Major's relationship with soldier at Yongsan brings plea, fine

By PHILLIP O'CONNOR | The Oklahoman, Oklahoma City | Published: August 30, 2013

FORT SILL, Okla. — An Army Reserve major from the Oklahoma City area pleaded guilty Thursday at Fort Sill to charges related to an improper relationship with an enlisted soldier.

The military judge, Lt. Col. Patricia Lewis, fined Maj. David W. Price $4,480, but did not sentence him to confinement.

The charges involved a consensual sexual relationship Price had with a sergeant, including while he was stationed in Yongsan, South Korea, in 2008 and 2009. Military regulations prohibit officers from having sexual relations with enlisted members.

Price, 42, of unincorporated Oklahoma County, was serving with the military police at the time of the relationship.

In a pretrial agreement, Price agreed to plead guilty to fraternization, adultery and conduct unbecoming an officer.

In exchange, military prosecutors agreed to drop more than 40 cybercrime-related charges, including illegally accessing emails and possession of sexually explicit images.

The agreement also called for Price to serve no more than six months confinement. He had faced a maximum sentence of five years confinement, forfeit of all pay and allowances and dismissal from the service.

Capt. John Rosamond, the Army prosecutor, noted that Price served as a recruiter and should serve time behind bars to send a message to other soldiers.

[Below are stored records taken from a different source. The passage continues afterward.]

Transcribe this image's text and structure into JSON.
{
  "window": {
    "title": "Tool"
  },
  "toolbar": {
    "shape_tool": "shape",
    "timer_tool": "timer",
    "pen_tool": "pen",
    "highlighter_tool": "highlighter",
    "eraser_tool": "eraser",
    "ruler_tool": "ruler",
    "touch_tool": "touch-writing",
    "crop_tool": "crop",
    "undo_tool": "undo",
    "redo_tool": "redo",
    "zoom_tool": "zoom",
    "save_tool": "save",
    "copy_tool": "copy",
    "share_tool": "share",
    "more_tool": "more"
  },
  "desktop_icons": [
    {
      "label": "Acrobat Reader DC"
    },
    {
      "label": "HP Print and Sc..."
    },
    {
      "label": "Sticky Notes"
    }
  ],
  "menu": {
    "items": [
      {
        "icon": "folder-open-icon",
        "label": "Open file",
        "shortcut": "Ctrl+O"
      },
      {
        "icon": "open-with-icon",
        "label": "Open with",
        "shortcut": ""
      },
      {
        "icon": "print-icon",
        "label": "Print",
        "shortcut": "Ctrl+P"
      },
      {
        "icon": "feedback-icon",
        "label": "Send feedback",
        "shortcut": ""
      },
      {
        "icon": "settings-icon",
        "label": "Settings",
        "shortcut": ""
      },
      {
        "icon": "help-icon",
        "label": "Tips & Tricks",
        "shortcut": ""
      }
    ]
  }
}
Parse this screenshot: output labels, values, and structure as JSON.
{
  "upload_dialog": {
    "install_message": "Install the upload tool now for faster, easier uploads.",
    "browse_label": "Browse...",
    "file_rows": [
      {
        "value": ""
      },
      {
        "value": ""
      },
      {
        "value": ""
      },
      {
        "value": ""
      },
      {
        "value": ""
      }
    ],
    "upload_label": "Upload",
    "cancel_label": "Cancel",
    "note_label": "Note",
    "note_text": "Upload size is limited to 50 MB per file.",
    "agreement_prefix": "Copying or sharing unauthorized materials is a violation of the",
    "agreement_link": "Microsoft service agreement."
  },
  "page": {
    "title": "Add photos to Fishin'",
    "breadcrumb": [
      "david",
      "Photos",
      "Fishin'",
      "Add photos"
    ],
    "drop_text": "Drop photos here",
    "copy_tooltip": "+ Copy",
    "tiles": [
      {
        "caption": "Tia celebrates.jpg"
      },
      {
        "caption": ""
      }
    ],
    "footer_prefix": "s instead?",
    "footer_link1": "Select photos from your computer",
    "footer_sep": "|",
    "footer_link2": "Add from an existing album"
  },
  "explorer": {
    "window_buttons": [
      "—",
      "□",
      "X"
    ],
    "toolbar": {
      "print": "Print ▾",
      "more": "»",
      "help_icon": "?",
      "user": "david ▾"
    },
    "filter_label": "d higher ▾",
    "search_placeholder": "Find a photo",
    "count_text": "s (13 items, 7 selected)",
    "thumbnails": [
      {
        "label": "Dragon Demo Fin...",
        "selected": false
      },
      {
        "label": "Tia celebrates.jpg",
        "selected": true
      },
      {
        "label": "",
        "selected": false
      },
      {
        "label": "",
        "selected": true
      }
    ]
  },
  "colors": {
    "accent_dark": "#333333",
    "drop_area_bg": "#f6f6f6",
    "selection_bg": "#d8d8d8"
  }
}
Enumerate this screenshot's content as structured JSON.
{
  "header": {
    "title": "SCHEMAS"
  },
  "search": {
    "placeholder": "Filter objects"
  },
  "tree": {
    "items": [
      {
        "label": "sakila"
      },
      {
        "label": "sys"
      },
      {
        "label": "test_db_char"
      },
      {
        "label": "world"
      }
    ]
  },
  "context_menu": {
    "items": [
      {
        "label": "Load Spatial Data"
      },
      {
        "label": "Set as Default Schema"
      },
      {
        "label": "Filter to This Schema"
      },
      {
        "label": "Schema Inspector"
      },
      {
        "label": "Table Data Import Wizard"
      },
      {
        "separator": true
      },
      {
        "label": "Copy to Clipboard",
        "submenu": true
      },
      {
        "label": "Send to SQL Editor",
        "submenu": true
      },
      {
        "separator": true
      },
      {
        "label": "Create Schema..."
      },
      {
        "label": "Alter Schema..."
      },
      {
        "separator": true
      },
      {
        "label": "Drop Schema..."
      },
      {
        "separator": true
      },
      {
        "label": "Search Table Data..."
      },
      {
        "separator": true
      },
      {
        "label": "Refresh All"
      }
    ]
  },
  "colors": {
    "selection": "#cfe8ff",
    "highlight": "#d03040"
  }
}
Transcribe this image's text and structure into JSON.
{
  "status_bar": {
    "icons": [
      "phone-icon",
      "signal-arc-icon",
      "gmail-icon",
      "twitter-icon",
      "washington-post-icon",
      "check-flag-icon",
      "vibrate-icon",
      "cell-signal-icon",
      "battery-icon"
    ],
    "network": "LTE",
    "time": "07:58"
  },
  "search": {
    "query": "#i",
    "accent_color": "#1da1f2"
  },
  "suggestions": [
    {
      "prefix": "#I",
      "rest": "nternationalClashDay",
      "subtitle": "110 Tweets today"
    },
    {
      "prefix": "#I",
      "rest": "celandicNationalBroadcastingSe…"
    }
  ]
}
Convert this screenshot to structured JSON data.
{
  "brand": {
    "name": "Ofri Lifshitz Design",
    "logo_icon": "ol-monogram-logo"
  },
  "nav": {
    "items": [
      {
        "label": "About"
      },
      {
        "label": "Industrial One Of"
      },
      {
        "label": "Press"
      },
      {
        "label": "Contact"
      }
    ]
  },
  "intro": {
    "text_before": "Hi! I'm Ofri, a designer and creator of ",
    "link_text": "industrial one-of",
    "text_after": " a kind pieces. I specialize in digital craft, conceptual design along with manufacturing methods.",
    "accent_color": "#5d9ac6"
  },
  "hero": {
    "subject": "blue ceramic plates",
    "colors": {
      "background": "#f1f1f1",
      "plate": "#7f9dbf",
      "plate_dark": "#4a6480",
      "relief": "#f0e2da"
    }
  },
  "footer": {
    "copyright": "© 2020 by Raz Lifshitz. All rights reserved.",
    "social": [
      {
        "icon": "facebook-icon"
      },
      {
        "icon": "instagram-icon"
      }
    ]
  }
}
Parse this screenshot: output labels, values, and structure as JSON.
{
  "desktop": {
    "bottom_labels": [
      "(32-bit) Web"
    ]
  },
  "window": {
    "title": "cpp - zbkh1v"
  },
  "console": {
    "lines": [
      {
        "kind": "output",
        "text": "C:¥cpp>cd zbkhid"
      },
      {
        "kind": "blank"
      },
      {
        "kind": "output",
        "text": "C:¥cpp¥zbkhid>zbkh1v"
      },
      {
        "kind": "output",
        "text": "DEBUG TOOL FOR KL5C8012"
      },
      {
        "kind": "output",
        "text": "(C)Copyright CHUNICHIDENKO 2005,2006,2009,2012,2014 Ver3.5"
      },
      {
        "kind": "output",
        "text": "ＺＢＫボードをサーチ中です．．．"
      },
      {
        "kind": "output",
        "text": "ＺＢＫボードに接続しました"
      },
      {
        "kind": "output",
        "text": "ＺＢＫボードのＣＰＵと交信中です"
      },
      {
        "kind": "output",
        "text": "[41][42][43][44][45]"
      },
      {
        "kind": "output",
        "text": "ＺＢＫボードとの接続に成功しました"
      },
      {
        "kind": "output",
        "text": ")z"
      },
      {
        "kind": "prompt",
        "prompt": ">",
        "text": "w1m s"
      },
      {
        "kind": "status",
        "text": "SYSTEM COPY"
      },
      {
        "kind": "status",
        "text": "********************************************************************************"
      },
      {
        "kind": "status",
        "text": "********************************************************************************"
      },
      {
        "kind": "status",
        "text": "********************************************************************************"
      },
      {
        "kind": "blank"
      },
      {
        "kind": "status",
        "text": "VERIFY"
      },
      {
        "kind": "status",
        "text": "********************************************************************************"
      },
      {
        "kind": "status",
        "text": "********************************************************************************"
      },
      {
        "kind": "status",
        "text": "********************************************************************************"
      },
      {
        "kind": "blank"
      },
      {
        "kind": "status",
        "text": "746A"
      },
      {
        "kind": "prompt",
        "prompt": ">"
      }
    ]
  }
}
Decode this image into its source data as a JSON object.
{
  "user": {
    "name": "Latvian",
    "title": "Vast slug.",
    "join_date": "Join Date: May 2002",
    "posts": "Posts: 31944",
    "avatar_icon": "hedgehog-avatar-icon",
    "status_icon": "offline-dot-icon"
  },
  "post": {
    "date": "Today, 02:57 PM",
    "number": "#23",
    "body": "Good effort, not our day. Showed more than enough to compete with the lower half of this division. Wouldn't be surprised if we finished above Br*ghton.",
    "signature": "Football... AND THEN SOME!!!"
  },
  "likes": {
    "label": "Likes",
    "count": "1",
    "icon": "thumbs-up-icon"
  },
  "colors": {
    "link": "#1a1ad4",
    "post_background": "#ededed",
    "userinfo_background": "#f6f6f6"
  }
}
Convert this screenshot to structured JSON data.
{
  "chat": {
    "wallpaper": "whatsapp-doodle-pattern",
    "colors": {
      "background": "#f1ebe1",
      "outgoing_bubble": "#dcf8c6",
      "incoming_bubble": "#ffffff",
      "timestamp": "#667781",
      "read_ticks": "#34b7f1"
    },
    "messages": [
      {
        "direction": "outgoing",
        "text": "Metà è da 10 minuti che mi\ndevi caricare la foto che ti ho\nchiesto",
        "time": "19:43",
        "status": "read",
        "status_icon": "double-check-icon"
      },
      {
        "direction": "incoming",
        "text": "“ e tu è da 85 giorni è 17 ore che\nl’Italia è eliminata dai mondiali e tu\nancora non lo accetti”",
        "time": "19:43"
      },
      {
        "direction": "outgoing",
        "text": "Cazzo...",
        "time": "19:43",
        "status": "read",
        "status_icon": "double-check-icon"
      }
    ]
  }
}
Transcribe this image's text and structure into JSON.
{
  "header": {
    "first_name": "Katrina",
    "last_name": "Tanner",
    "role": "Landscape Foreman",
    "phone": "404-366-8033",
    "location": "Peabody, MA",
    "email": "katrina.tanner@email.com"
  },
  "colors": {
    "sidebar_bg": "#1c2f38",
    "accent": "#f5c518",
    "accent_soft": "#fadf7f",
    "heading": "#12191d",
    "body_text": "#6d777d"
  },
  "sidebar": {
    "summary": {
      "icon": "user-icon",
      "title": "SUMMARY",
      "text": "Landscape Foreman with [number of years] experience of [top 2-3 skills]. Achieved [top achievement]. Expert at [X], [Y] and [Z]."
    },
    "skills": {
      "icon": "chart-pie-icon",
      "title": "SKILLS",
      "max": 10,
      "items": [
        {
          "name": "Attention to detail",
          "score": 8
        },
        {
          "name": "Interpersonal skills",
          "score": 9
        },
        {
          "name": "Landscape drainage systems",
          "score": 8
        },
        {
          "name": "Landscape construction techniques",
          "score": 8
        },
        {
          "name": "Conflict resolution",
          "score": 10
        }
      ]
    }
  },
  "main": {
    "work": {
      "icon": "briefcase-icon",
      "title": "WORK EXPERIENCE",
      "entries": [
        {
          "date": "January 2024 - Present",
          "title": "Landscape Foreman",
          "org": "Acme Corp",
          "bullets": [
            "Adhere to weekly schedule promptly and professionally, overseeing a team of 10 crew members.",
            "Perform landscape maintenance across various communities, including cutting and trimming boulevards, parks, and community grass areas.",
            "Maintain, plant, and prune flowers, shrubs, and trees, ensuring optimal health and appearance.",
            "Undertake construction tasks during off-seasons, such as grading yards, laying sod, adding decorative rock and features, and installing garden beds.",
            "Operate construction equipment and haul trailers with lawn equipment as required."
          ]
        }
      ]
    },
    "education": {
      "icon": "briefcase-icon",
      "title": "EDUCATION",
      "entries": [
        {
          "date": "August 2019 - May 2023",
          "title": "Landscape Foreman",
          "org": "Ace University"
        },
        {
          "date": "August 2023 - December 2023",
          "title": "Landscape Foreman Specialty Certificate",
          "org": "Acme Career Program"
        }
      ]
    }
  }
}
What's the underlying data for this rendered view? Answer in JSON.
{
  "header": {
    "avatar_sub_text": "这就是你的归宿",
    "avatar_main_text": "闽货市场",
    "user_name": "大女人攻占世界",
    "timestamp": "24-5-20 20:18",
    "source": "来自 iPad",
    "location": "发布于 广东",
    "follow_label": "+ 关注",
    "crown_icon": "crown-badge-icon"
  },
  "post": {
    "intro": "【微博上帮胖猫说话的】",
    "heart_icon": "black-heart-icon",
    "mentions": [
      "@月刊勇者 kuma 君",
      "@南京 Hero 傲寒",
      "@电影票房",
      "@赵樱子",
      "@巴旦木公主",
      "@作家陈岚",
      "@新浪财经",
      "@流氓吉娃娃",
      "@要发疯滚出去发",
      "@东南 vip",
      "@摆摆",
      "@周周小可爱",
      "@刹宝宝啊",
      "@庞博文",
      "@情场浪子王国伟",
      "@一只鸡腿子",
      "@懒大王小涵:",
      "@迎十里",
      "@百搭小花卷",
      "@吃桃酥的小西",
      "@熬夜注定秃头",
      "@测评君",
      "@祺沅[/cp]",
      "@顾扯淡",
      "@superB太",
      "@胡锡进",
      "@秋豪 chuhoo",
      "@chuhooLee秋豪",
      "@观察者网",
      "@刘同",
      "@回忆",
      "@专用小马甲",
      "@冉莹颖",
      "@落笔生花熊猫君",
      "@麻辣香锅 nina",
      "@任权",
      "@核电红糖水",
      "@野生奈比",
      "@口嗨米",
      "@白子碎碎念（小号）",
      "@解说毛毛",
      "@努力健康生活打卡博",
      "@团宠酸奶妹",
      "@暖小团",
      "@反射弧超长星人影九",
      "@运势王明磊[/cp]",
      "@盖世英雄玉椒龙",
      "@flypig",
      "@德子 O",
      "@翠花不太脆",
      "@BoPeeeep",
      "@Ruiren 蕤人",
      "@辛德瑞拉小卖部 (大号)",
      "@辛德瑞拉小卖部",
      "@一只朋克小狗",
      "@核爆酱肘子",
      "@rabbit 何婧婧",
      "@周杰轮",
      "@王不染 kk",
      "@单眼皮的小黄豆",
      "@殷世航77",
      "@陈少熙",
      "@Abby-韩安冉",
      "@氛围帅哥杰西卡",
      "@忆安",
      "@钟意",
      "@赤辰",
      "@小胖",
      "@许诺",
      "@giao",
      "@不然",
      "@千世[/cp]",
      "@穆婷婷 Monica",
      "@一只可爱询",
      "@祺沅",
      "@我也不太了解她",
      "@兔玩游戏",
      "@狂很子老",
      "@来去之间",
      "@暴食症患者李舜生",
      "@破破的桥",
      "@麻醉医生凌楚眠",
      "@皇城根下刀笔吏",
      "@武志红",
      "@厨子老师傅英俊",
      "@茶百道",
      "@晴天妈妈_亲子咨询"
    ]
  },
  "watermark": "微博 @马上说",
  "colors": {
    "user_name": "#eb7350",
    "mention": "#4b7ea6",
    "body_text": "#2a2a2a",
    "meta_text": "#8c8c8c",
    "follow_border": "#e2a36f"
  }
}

“Maj. Price doesn't deserve to be an officer,” Rosamond said.

Price testified at the time of the affair he was separated from his wife. The couple have since reconciled, and Price's wife, a retired Oklahoma City police inspector, testified on his behalf.

Price and the enlisted soldier offered conflicting testimony over how the relationship started and ended.

Each said the other initiated the affair and both said they were the one that thought to end it.

“This is a case about two vulnerable people hooking up,” defense attorney Bill Cassara said. “Nothing more, nothing less.”

While awaiting trial, Price has served with the ROTC program at the University of Oklahoma. He previously worked in the ROTC program at Oklahoma City University. Price's trial was held at Fort Sill because he lives in the state.

Price called his actions out of character and a lapse in judgment.

“I'm embarrassed and ashamed,” Price said.
 

from around the web